Go through the entries below. Copy out every line that contains "image".
━━━━
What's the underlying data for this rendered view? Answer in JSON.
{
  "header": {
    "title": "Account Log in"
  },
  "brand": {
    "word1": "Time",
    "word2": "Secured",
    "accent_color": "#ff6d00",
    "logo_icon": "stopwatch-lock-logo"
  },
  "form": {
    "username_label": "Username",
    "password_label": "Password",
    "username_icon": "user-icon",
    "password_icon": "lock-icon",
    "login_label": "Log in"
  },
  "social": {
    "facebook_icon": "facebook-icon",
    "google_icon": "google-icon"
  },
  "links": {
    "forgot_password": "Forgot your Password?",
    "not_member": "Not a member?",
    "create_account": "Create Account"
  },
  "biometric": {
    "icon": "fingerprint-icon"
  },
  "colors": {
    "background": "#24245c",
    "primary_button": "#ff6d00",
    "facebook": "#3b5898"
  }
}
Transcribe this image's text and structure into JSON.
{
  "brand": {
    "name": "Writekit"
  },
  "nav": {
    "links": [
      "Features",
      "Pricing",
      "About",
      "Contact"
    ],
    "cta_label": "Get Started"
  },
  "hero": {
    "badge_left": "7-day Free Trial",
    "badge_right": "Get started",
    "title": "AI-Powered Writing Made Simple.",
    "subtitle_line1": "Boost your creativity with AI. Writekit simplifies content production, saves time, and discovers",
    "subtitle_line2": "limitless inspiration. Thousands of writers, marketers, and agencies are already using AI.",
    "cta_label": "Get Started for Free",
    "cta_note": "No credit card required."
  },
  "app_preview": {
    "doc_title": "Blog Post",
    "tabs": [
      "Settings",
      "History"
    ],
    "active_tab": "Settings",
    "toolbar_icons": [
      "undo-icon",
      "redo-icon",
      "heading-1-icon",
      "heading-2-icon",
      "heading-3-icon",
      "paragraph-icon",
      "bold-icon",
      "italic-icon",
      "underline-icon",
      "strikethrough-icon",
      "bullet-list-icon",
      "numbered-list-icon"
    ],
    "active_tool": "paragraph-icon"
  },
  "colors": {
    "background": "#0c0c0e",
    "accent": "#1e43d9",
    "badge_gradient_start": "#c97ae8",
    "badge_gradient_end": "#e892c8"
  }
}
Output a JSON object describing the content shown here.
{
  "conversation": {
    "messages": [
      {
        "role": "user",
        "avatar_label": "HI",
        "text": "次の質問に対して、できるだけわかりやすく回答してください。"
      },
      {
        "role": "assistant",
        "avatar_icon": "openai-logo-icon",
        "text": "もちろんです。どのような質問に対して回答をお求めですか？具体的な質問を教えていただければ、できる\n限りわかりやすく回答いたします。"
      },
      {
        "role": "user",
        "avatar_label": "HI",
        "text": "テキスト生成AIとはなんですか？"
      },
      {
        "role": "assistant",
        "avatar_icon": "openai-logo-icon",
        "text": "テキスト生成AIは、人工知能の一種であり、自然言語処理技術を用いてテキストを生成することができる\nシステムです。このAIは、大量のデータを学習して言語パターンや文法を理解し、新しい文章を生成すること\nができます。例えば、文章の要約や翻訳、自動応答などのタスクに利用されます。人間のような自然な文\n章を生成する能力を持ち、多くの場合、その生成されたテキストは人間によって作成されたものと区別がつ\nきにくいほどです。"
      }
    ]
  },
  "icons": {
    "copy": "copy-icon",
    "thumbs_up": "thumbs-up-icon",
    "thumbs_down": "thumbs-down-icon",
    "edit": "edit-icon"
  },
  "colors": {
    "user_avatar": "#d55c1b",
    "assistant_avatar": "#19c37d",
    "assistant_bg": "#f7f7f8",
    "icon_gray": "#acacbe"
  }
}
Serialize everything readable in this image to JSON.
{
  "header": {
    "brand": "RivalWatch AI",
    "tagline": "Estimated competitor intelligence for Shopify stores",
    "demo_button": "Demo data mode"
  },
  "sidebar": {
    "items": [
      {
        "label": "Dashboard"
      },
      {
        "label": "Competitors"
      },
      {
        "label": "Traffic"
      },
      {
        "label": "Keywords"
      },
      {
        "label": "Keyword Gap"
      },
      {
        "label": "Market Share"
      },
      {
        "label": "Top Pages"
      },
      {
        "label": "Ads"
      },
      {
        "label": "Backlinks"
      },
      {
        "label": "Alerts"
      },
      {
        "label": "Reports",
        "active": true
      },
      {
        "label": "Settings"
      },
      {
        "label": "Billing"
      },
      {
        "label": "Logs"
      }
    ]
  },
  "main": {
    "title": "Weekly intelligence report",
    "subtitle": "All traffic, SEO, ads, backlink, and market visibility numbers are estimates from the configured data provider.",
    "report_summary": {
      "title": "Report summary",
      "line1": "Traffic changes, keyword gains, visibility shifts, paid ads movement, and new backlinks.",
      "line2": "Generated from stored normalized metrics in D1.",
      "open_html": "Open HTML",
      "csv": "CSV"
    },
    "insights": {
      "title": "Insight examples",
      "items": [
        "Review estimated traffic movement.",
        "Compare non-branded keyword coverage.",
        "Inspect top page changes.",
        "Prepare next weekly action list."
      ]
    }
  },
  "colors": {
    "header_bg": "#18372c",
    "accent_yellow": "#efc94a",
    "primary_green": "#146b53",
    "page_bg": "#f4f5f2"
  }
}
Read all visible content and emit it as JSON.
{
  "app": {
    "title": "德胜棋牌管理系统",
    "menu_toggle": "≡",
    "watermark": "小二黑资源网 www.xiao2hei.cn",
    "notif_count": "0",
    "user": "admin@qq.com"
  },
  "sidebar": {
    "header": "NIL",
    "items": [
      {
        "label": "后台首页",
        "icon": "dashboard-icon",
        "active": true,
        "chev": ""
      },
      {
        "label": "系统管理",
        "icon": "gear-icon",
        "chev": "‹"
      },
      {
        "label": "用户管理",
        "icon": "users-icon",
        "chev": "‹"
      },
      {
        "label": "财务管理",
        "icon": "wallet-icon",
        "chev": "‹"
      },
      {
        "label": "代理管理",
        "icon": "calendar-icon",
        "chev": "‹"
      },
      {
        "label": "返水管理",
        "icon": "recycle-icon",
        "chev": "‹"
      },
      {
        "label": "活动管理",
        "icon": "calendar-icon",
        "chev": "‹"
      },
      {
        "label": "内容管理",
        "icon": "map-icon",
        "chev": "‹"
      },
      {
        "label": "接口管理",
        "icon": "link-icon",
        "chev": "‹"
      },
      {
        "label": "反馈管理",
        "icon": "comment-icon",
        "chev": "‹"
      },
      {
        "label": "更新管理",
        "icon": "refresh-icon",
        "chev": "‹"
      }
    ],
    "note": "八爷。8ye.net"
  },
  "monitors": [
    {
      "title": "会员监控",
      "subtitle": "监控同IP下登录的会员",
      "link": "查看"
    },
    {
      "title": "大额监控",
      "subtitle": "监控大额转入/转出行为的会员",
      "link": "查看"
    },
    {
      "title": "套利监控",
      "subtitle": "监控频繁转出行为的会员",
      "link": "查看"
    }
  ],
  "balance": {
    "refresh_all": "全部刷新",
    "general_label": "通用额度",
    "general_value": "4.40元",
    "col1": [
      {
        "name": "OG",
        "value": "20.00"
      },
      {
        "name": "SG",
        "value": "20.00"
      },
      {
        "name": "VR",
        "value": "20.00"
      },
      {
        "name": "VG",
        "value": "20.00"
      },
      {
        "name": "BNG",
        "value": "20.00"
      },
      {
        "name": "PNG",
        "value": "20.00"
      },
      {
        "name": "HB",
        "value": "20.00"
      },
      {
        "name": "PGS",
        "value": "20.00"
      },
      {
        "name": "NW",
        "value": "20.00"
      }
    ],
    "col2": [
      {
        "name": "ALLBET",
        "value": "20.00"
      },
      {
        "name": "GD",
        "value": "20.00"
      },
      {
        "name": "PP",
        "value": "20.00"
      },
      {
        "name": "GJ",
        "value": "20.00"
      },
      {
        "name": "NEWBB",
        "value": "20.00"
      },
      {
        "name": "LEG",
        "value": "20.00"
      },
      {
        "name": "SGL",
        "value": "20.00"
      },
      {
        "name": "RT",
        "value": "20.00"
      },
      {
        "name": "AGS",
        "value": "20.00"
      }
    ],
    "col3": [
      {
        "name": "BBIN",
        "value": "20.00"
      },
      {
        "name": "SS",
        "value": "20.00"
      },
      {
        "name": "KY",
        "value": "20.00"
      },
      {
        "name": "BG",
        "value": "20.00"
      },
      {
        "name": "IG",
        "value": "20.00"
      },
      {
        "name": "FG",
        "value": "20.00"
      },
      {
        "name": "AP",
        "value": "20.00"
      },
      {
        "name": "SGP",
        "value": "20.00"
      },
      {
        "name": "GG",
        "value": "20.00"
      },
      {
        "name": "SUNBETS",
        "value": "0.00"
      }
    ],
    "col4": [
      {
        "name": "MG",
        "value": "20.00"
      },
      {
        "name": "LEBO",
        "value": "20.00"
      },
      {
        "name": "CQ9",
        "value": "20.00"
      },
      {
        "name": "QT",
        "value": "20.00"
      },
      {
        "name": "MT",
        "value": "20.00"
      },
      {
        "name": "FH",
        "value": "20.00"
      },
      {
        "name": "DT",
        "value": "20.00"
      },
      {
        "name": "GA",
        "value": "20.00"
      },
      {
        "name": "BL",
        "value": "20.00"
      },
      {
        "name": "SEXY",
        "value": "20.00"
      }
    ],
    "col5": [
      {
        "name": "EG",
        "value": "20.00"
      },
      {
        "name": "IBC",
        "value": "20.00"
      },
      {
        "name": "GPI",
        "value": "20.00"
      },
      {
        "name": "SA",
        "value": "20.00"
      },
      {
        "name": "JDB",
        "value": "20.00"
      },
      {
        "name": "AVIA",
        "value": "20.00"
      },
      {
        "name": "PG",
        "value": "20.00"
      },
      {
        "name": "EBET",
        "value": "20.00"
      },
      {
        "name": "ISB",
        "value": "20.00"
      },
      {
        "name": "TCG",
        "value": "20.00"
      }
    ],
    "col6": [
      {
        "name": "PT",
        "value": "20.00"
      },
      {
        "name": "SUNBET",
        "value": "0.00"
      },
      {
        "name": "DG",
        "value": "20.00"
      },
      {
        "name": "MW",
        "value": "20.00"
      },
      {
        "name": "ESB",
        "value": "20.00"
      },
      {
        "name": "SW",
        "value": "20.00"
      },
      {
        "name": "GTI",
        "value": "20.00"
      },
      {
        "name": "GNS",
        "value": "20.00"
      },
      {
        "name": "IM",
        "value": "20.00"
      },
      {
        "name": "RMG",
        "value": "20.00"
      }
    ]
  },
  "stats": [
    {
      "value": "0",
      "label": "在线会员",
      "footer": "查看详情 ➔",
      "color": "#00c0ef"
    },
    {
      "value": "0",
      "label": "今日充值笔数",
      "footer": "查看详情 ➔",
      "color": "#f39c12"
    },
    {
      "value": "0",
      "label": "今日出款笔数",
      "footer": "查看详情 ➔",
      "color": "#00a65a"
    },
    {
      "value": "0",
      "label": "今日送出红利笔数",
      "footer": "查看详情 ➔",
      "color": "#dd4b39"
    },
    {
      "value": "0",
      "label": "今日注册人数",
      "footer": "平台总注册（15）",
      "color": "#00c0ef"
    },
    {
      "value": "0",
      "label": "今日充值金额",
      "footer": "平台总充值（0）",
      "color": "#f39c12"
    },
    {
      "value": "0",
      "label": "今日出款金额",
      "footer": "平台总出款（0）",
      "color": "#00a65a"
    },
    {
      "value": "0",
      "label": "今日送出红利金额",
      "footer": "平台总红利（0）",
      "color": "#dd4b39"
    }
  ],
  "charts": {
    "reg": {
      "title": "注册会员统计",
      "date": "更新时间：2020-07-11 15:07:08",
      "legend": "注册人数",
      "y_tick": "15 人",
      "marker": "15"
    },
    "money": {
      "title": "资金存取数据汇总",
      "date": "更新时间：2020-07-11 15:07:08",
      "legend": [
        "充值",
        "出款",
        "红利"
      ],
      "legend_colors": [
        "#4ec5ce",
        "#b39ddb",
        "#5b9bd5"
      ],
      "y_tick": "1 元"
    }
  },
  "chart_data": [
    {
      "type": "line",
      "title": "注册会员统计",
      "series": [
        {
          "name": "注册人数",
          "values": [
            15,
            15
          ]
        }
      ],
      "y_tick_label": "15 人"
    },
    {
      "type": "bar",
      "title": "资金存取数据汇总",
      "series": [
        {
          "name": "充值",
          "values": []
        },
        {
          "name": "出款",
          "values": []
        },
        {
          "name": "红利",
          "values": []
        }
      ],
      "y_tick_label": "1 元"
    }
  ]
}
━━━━
Solution for this problem:
Transcribe this image's text and structure into JSON.
Serialize everything readable in this image to JSON.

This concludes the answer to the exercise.